Requirement => For the records that follow, restate each one word for word and leave the images behind.

Information shown =>

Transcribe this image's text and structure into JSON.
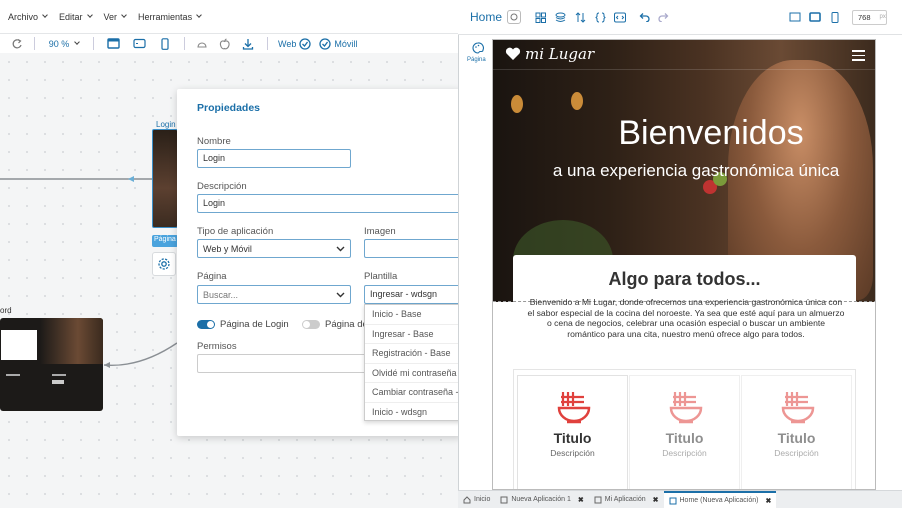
{
  "menubar": {
    "items": [
      "Archivo",
      "Editar",
      "Ver",
      "Herramientas"
    ]
  },
  "toolbar": {
    "zoom": "90 %",
    "web_label": "Web",
    "movil_label": "Móvill"
  },
  "canvas": {
    "login_label": "Login",
    "pagina_badge": "Página",
    "ord_label": "ord"
  },
  "properties": {
    "title": "Propiedades",
    "nombre_label": "Nombre",
    "nombre_value": "Login",
    "descripcion_label": "Descripción",
    "descripcion_value": "Login",
    "tipo_label": "Tipo de aplicación",
    "tipo_value": "Web y Móvil",
    "imagen_label": "Imagen",
    "pagina_label": "Página",
    "pagina_placeholder": "Buscar...",
    "plantilla_label": "Plantilla",
    "plantilla_value": "Ingresar - wdsgn",
    "toggle1_label": "Página de Login",
    "toggle2_label": "Página de",
    "permisos_label": "Permisos",
    "dropdown_options": [
      "Inicio - Base",
      "Ingresar - Base",
      "Registración - Base",
      "Olvidé mi contraseña - Base",
      "Cambiar contraseña - Base",
      "Inicio - wdsgn"
    ]
  },
  "right_header": {
    "title": "Home",
    "width_value": "768",
    "width_unit": "px",
    "side_label": "Página"
  },
  "preview": {
    "brand": "mi Lugar",
    "hero_title": "Bienvenidos",
    "hero_subtitle": "a una experiencia gastronómica única",
    "section_title": "Algo para todos...",
    "paragraph": "Bienvenido a Mi Lugar, donde ofrecemos una experiencia gastronómica única con el sabor especial de la cocina del noroeste. Ya sea que esté aquí para un almuerzo o cena de negocios, celebrar una ocasión especial o buscar un ambiente romántico para una cita, nuestro menú ofrece algo para todos.",
    "cards": [
      {
        "title": "Titulo",
        "desc": "Descripción"
      },
      {
        "title": "Titulo",
        "desc": "Descripción"
      },
      {
        "title": "Titulo",
        "desc": "Descripción"
      }
    ]
  },
  "bottom_tabs": [
    "Inicio",
    "Nueva Aplicación 1",
    "Mi Aplicación",
    "Home (Nueva Aplicación)"
  ],
  "colors": {
    "accent": "#1b6fa8",
    "brand_red": "#e0413d"
  }
}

Response area =>
Transcribe this image's text and structure into JSON.
{
  "menubar": {
    "items": [
      "Archivo",
      "Editar",
      "Ver",
      "Herramientas"
    ]
  },
  "toolbar": {
    "zoom": "90 %",
    "web_label": "Web",
    "movil_label": "Móvill"
  },
  "canvas": {
    "login_label": "Login",
    "pagina_badge": "Página",
    "ord_label": "ord"
  },
  "properties": {
    "title": "Propiedades",
    "nombre_label": "Nombre",
    "nombre_value": "Login",
    "descripcion_label": "Descripción",
    "descripcion_value": "Login",
    "tipo_label": "Tipo de aplicación",
    "tipo_value": "Web y Móvil",
    "imagen_label": "Imagen",
    "pagina_label": "Página",
    "pagina_placeholder": "Buscar...",
    "plantilla_label": "Plantilla",
    "plantilla_value": "Ingresar - wdsgn",
    "toggle1_label": "Página de Login",
    "toggle2_label": "Página de",
    "permisos_label": "Permisos",
    "dropdown_options": [
      "Inicio - Base",
      "Ingresar - Base",
      "Registración - Base",
      "Olvidé mi contraseña - Base",
      "Cambiar contraseña - Base",
      "Inicio - wdsgn"
    ]
  },
  "right_header": {
    "title": "Home",
    "width_value": "768",
    "width_unit": "px",
    "side_label": "Página"
  },
  "preview": {
    "brand": "mi Lugar",
    "hero_title": "Bienvenidos",
    "hero_subtitle": "a una experiencia gastronómica única",
    "section_title": "Algo para todos...",
    "paragraph": "Bienvenido a Mi Lugar, donde ofrecemos una experiencia gastronómica única con el sabor especial de la cocina del noroeste. Ya sea que esté aquí para un almuerzo o cena de negocios, celebrar una ocasión especial o buscar un ambiente romántico para una cita, nuestro menú ofrece algo para todos.",
    "cards": [
      {
        "title": "Titulo",
        "desc": "Descripción"
      },
      {
        "title": "Titulo",
        "desc": "Descripción"
      },
      {
        "title": "Titulo",
        "desc": "Descripción"
      }
    ]
  },
  "bottom_tabs": [
    "Inicio",
    "Nueva Aplicación 1",
    "Mi Aplicación",
    "Home (Nueva Aplicación)"
  ],
  "colors": {
    "accent": "#1b6fa8",
    "brand_red": "#e0413d"
  }
}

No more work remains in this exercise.